* [Exercise objective]: Give the count of lines in the records below that contain "kind", and say nothing more.

= = = = = = =

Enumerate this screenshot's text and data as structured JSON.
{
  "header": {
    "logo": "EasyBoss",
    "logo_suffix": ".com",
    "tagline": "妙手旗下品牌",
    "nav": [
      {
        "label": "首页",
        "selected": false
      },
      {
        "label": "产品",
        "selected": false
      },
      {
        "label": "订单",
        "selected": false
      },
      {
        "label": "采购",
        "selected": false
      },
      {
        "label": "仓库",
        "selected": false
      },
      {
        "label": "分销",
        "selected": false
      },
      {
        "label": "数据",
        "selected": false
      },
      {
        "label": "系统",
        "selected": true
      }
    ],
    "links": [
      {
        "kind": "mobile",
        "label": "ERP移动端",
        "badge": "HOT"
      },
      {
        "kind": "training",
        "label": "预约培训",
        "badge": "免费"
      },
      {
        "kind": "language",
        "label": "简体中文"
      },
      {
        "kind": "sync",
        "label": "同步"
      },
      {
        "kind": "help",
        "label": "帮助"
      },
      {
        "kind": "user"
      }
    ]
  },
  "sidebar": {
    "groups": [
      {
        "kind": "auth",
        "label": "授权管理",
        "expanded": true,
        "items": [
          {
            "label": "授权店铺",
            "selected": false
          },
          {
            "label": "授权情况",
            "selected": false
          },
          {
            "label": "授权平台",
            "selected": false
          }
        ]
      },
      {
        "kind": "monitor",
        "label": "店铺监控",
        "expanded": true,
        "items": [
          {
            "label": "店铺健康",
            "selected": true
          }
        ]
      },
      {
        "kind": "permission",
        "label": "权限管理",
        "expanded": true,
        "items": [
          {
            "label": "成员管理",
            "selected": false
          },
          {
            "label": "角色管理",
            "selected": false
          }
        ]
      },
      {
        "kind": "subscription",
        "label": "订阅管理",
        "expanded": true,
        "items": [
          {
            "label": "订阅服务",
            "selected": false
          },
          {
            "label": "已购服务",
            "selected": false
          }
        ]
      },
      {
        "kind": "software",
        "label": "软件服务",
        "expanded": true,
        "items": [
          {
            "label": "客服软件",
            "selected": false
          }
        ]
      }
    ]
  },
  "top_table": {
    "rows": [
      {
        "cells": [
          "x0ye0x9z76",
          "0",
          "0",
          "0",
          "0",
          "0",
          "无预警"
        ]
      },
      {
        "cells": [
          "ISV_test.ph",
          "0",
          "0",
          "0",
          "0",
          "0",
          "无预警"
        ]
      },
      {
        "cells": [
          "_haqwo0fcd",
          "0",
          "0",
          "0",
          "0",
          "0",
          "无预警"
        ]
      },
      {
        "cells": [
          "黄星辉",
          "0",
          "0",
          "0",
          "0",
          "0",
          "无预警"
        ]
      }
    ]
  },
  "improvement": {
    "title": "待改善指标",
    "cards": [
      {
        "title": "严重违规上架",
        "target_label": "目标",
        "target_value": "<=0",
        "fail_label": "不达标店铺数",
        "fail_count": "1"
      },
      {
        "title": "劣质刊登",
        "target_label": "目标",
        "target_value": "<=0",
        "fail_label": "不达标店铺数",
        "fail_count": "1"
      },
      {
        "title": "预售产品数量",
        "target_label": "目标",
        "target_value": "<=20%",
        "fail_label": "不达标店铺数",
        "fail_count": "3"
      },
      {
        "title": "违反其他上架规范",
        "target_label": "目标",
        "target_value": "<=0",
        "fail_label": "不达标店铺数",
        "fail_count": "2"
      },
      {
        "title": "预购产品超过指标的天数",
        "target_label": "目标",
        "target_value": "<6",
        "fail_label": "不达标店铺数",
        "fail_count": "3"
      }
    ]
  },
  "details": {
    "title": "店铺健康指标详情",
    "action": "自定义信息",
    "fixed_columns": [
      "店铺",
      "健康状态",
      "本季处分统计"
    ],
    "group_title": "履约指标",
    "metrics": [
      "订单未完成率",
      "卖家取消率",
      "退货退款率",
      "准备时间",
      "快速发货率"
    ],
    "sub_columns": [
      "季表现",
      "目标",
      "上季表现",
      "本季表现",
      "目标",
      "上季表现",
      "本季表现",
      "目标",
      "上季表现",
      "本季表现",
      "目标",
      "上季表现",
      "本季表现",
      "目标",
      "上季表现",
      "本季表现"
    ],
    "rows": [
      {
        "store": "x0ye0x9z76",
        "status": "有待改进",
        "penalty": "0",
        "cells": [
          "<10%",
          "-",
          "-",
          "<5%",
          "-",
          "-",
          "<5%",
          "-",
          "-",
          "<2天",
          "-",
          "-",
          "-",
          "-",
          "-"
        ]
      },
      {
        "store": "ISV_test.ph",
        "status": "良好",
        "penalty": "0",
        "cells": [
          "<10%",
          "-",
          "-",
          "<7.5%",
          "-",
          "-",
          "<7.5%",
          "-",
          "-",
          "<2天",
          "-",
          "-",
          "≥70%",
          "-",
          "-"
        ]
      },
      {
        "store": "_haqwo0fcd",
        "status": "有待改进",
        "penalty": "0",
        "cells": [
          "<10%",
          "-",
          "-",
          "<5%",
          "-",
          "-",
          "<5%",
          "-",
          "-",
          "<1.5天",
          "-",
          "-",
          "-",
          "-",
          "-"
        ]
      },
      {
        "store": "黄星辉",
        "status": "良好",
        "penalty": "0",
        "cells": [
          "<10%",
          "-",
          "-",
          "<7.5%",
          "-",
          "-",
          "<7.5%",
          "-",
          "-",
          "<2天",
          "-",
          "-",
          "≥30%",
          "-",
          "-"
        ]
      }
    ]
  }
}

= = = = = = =

* [Written solution]: 11